Saturday night, as Patty and I were getting ready to go out with two other couples to Le Fou Frog, I asked her for some sartorial advice.
I picked up a brand-new pair of Tommy Bahama, sand-colored jeans and asked her if they would be appropriate.
“No,” Patty said without hesitation. “You can wear black jeans or slacks.”
“Ok,” I said and put the Tommy B’s back in the closet and got out a pair of gray slacks.
That wasn’t the end of the conversation, though.
“I don’t know what would have happened to you if you hadn’t gotten married,” Patty observed.
“I would still be wearing brown and hanging out at Harry’s Bar and Tables,” I said, referring to the place where we met (then called The New Stanley) in 1983.
Then, Patty got in the last word…“And they’d be saying, ‘There’s the old guy.’ “
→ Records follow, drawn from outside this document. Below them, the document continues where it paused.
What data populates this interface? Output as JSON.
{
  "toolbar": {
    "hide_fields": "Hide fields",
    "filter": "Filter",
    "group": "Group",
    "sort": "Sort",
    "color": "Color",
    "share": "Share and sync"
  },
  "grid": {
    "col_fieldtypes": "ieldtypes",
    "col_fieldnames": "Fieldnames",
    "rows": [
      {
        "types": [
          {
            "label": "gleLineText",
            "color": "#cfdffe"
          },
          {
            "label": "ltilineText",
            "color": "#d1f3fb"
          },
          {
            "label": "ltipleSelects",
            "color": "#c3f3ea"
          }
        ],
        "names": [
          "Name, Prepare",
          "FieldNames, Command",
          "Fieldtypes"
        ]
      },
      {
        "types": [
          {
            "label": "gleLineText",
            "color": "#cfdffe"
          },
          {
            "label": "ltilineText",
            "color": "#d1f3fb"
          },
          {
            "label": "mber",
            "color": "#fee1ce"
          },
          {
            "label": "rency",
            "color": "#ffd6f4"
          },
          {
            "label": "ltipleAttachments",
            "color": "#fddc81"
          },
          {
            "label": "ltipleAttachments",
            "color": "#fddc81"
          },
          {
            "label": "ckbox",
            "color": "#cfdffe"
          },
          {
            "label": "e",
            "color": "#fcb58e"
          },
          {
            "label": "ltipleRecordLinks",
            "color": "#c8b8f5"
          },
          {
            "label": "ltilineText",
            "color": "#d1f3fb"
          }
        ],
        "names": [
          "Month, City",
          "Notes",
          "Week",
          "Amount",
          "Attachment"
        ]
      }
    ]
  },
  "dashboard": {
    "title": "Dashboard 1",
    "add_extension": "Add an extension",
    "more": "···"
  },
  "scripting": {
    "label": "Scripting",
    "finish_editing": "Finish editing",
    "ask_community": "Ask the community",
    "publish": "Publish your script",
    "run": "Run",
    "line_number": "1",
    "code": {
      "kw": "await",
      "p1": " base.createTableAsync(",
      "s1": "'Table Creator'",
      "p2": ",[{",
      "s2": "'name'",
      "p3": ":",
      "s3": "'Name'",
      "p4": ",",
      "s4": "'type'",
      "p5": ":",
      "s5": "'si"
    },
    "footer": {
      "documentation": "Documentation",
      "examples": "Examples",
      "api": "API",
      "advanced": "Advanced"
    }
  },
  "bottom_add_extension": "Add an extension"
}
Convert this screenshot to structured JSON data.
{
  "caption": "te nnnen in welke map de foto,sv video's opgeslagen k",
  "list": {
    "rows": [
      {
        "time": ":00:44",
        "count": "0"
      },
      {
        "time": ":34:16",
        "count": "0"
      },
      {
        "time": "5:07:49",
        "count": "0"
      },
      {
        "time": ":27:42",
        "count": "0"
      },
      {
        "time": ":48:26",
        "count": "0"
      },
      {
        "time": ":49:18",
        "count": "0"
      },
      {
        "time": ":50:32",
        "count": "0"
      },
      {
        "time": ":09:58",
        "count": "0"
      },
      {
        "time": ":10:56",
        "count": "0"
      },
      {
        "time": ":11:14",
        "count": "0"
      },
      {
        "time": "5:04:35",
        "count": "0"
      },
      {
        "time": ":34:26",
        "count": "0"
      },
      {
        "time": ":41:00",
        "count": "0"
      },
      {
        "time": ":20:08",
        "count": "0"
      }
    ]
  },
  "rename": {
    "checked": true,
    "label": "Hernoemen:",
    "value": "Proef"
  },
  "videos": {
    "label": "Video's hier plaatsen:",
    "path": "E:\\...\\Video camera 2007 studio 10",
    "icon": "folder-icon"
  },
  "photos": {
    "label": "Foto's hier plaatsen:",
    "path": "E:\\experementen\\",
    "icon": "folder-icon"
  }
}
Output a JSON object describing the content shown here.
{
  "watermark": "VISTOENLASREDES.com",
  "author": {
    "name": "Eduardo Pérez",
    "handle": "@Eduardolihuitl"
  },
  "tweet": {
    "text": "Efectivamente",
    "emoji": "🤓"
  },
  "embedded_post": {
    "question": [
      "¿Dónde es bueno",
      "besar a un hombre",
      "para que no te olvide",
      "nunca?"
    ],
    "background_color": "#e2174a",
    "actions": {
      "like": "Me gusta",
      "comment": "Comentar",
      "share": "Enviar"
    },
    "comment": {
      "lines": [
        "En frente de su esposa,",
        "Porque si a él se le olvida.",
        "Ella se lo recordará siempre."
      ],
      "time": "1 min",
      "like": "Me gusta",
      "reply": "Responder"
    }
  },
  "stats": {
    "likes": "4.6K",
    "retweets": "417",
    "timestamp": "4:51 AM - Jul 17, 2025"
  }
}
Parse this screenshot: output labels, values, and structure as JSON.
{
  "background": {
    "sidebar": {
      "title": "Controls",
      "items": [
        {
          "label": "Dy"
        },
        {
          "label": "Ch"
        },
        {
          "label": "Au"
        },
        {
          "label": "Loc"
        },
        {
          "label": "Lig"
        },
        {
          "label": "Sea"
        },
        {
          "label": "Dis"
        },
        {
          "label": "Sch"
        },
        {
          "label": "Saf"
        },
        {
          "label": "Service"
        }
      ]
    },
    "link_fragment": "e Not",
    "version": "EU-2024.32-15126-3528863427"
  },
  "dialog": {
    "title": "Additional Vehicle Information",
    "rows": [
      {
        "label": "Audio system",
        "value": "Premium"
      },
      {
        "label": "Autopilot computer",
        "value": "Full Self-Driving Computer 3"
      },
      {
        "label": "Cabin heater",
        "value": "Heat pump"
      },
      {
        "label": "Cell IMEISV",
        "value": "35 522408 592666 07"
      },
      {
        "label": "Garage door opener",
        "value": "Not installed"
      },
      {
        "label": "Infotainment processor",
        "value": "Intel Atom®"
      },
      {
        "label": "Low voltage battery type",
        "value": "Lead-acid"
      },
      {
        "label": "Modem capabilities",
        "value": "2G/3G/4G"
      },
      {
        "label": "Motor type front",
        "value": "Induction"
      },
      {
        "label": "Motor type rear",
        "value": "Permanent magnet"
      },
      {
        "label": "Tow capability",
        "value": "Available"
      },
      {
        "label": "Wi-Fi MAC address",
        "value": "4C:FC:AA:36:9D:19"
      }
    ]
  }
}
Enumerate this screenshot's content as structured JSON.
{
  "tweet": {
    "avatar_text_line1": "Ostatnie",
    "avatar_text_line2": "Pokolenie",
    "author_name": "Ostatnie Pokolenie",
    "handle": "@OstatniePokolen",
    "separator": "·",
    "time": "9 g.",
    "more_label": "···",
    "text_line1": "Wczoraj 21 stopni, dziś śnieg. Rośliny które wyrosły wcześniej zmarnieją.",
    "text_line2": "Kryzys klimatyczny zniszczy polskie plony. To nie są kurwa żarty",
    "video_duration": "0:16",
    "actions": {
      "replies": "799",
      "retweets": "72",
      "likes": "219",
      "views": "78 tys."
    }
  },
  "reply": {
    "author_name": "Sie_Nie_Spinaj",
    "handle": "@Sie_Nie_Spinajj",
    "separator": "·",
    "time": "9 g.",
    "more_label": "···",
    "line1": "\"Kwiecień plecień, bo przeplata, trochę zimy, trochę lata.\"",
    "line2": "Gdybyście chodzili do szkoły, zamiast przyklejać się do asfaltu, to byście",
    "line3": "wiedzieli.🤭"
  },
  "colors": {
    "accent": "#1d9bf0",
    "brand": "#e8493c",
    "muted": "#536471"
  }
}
That’s a windy lead-in to my subject today: Why many men, when left to their own devices, cannot seem to make good fashion choices.
Taking it a step further, some of the worst offenders are some of the highest-ranking men in my former church — the Catholic Church.
I have never understood why many bishops find it necessary to wear flamboyant regalia at some liturgical functions. It just doesn’t seem to square with the image of Christ, who made a habit of reaching out to those of the lowest social stations — the poor, people with infirmities and disabilities, even prostitutes.
To show you what I’m talking about, below is a photo of Kansas City-St. Joseph Bishop Robert Finn wearing his mitre (big hat) and holding his crozier (ornate staff). He loves that hat and staff and, like many bishops, breaks them out frequently.
But think about it…How often do you see images of Jesus carrying an ornate staff and wearing showboat headdress? Never, right? Sometimes he’s pictured holding a walking stick, and the only head gear I’ve ever seen him depicted with is a crown of thorns.
So where did the bishops get the idea that mitres and croziers were appropriate, or in some way helped instill in the laity the importance of loving God and loving your neighbor as yourself?
The website of the Catholic Resource Education Center says this about that:
“These different regalia all give a certain distinction to the Order of Bishop. They also inspire respect for the office and its authority. While ‘the clothes do not make the man,’ the man must strive to fulfill what the clothes signify.”
Hmmm. I’m still very suspect about this, and I am glad to see that Pope Francis, while he hasn’t yet issued any new dress codes, is putting an emphasis on humility and leading the way by example. Consider this from a 2013 Huffington Post story:
“Pope Francis arrived at the papal summer home, Castel Gandolfo, in a humble Ford Focus, which was a far cry from the luxury cars of his predecessor, Pope Benedict XVI, who travelled around town in vehicles that included a custom-made Renault, a BMW X5, and a Mercedes.”
The story went on to quote Francis as saying: “It hurts me when I see a priest or nun with the latest-model car. You can’t do this. A car is necessary to do a lot of work, but, please, choose a more humble one. If you like the fancy one, just think about how many children are dying of hunger in the world.”
It should come as no surprise, then, that in recent months, Francis has stripped one of the most ostentatious clerics, Cardinal Raymond Burke, formerly the archbishop of St. Louis, of two key posts. Last December, Burke, a leader of the church’s conservative wing, was removed from a prestigious Vatican congregation that helps the pope select new bishops. And just last week he confirmed in an interview with BuzzFeed that Pope Francis is planning to remove him from as chief justice of the Vatican’s Supreme Court.
I said he was ostentatious, and these photos will illustrate what I mean.
While the mitre and crozier are satisfactory for some high-ranking Catholic officials, Burke’s tastes run to a different level.
Here he is, for example, in something called the “cappa magna,” or great cloak.
And here he is in, well, a hat of a different hue…
Now, back to that Saturday evening conversation with Patty…If I had not married her, yes, I might still be wearing brown and hanging out in the Westport bars, looking like a 1970s relic. But I’ll tell you one thing: I wouldn’t be wearing a big red hat and a cappa covering my assa.